The time we roasted a pig

Did you tell your Thanksgiving story like we talked about? Well, go on! Tell me all about it.  As for me, I really struggled. I considered telling the story of the cooking class I took while studying abroad in Sienna, Italy, and then I thought, no, I should tell everyone about the time I spilled soda all over a crowded Carl's Jr. and a friendly homeless guy said to me, "I would advice you to take advantage of the free refills." So many stories. I didn't know where to start. But finally, I realized the story I needed to tell was right in front of me. It was the story of my silverware.

My Uncle Howard was the youngest of my father's four siblings, and he fought in the Vietnam War. From time to time, my mother would put together care packages and we would send them to him, which always seemed to me a very exotic thing to do. We would fill them with things like crackers and sardines and homemade cookies and ship them off. One time, Uncle Howard visited us when we were living in Utah. It was decided somehow that we should have a pig party. The next thing I knew, there he was pulling a whole slaughtered pig out of my mom's Volkswagen Bug. Much of the rest is kind of a blur, except I remember these things:

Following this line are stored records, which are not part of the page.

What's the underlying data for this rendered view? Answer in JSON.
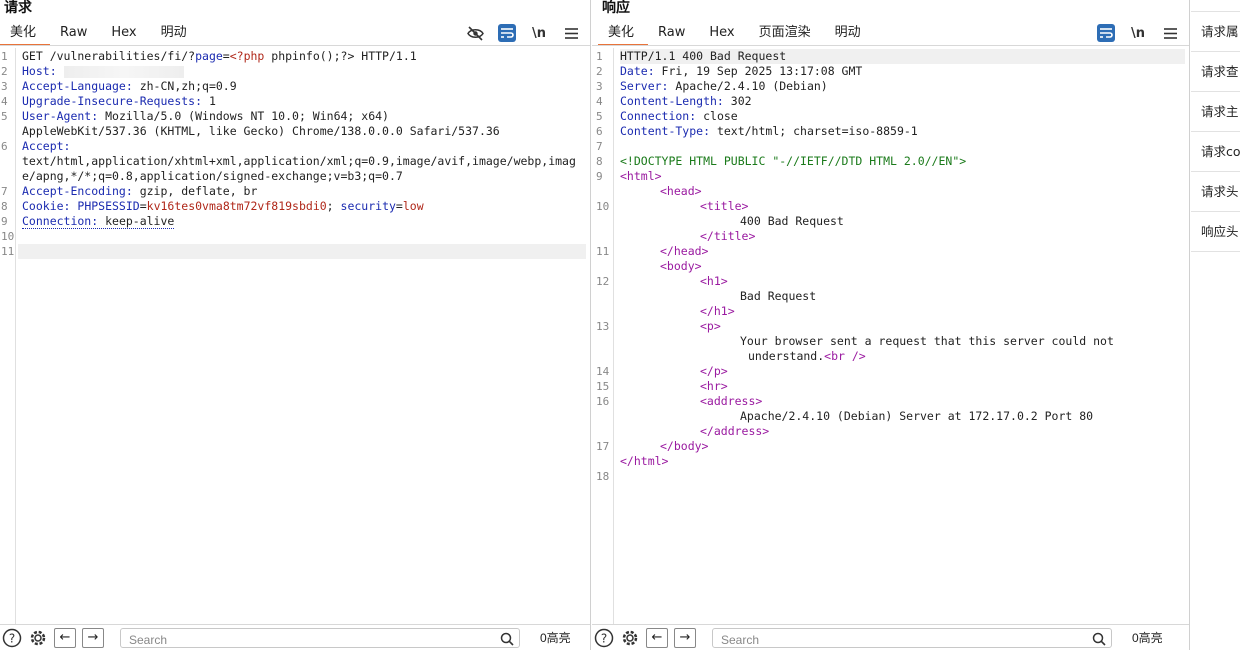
{
  "request": {
    "title": "请求",
    "tabs": [
      "美化",
      "Raw",
      "Hex",
      "明动"
    ],
    "wrap_label": "\\n",
    "lines": [
      {
        "n": "1"
      },
      {
        "n": "2"
      },
      {
        "n": "3"
      },
      {
        "n": "4"
      },
      {
        "n": "5"
      },
      {
        "n": "6"
      },
      {
        "n": "7"
      },
      {
        "n": "8"
      },
      {
        "n": "9"
      },
      {
        "n": "10"
      },
      {
        "n": "11"
      }
    ],
    "l1_method": "GET /vulnerabilities/fi/?",
    "l1_param": "page",
    "l1_eq": "=",
    "l1_value": "<?php",
    "l1_rest": " phpinfo();?> HTTP/1.1",
    "host_key": "Host:",
    "accept_lang_key": "Accept-Language:",
    "accept_lang_val": " zh-CN,zh;q=0.9",
    "uir_key": "Upgrade-Insecure-Requests:",
    "uir_val": " 1",
    "ua_key": "User-Agent:",
    "ua_val1": " Mozilla/5.0 (Windows NT 10.0; Win64; x64)",
    "ua_val2": "AppleWebKit/537.36 (KHTML, like Gecko) Chrome/138.0.0.0 Safari/537.36",
    "accept_key": "Accept:",
    "accept_val": "text/html,application/xhtml+xml,application/xml;q=0.9,image/avif,image/webp,image/apng,*/*;q=0.8,application/signed-exchange;v=b3;q=0.7",
    "ae_key": "Accept-Encoding:",
    "ae_val": " gzip, deflate, br",
    "cookie_key": "Cookie:",
    "cookie_name1": " PHPSESSID",
    "cookie_val1": "kv16tes0vma8tm72vf819sbdi0",
    "cookie_sep": "; ",
    "cookie_name2": "security",
    "cookie_val2": "low",
    "conn_key": "Connection:",
    "conn_val": " keep-alive"
  },
  "response": {
    "title": "响应",
    "tabs": [
      "美化",
      "Raw",
      "Hex",
      "页面渲染",
      "明动"
    ],
    "wrap_label": "\\n",
    "status": "HTTP/1.1 400 Bad Request",
    "date_key": "Date:",
    "date_val": " Fri, 19 Sep 2025 13:17:08 GMT",
    "server_key": "Server:",
    "server_val": " Apache/2.4.10 (Debian)",
    "cl_key": "Content-Length:",
    "cl_val": " 302",
    "conn_key": "Connection:",
    "conn_val": " close",
    "ct_key": "Content-Type:",
    "ct_val": " text/html; charset=iso-8859-1",
    "doctype": "<!DOCTYPE HTML PUBLIC \"-//IETF//DTD HTML 2.0//EN\">",
    "html_open": "<html>",
    "head_open": "<head>",
    "title_open": "<title>",
    "title_text": "400 Bad Request",
    "title_close": "</title>",
    "head_close": "</head>",
    "body_open": "<body>",
    "h1_open": "<h1>",
    "h1_text": "Bad Request",
    "h1_close": "</h1>",
    "p_open": "<p>",
    "p_text1": "Your browser sent a request that this server could not",
    "p_text2": "understand.",
    "br": "<br />",
    "p_close": "</p>",
    "hr": "<hr>",
    "addr_open": "<address>",
    "addr_text": "Apache/2.4.10 (Debian) Server at 172.17.0.2 Port 80",
    "addr_close": "</address>",
    "body_close": "</body>",
    "html_close": "</html>",
    "line_numbers": [
      "1",
      "2",
      "3",
      "4",
      "5",
      "6",
      "7",
      "8",
      "9",
      "10",
      "11",
      "12",
      "13",
      "14",
      "15",
      "16",
      "17",
      "18"
    ]
  },
  "bottom": {
    "search_placeholder": "Search",
    "count": "0高亮"
  },
  "sidebar": {
    "items": [
      "请求属",
      "请求查",
      "请求主",
      "请求co",
      "请求头",
      "响应头"
    ]
  }
}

We roasted that pig in a big pit.
A lot of people came over to eat that roast pig.
The meat was, alas, dry and bland.
Soon thereafter our neighbors built a fence.

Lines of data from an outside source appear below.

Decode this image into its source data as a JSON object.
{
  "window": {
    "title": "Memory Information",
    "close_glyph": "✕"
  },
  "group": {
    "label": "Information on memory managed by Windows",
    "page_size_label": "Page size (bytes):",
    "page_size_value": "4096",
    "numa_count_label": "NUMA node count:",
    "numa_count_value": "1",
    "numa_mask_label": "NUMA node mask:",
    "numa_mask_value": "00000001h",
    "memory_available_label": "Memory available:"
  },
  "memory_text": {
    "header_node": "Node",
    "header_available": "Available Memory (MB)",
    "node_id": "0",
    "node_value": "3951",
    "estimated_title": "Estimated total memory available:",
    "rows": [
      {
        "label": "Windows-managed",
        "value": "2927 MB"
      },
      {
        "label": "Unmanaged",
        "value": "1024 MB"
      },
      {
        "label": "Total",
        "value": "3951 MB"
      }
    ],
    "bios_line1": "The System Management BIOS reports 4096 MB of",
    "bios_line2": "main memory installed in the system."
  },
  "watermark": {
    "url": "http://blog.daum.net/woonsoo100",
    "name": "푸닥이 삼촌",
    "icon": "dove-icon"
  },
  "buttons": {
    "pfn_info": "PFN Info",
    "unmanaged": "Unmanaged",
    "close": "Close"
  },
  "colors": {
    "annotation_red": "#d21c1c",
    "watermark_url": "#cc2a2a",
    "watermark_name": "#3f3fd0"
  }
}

My Uncle Howard used to bring us lots of stuff from his R&Rs. He brought us stuffed koalas and platypuses covered in real fur. (I think it was rabbit. Don't go all PC on me it was a long time ago). He also brought my parents the coolest set of flatware ever. He got it in Thailand, and it looks like this.

It's made of brass and wood, and it comes in a great big wooden box. The set includes fantastic pieces, including extra-long spoons and serving pieces with long necks that twist around like rotini.
My mother has since handed the set down to me, and I love that it didn't just come from Macy's. It came from my Uncle Howard, who, tragically, like many of my tribe,
had a drinking problem and was, ultimately, a tragic figure who died fairly young, ambushed, at least in my mind, by memories of loss and violence and an uncooperative liver.

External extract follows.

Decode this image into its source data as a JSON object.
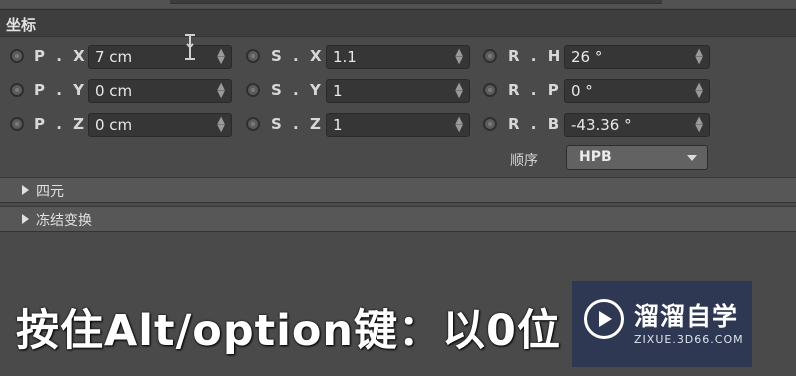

Watson said...

I think learning to roast a pig requires a trip to Hawaii. How is that for an excuse to travel! Been to Sienna and had the best Chianti in the whole world.... and you took cooking classes there? Awesome! You never cease to amaze me Margaret!

Ms M said...

Wonderful story!

They also know how to roast a whole pig in the Midwest. When my brother was married (in the 1980s), they slow-roasted a whole pig for the reception. The meat was tender and delicious.

But traveling to Hawaii would be a lot more exciting than going to the Midwest....

Petrea Burchard said...

A sweet, sad story about your Uncle Howard. And a pig, and flatware, but mostly Uncle Howard.

Olga Hebert said...

My food story is an old post:

My brother has had pig roast, but I think he has someone come in to do it.

Your flatware is most interesting, a nice reminder of your Uncle Howard.

Bellis said...

Love the bit about the fence! Maybe that pig was the last straw? I think that Thai flatware is beautiful. They used to sell it in Feast on Lake, at a very high price. I miss Feast. And feasts.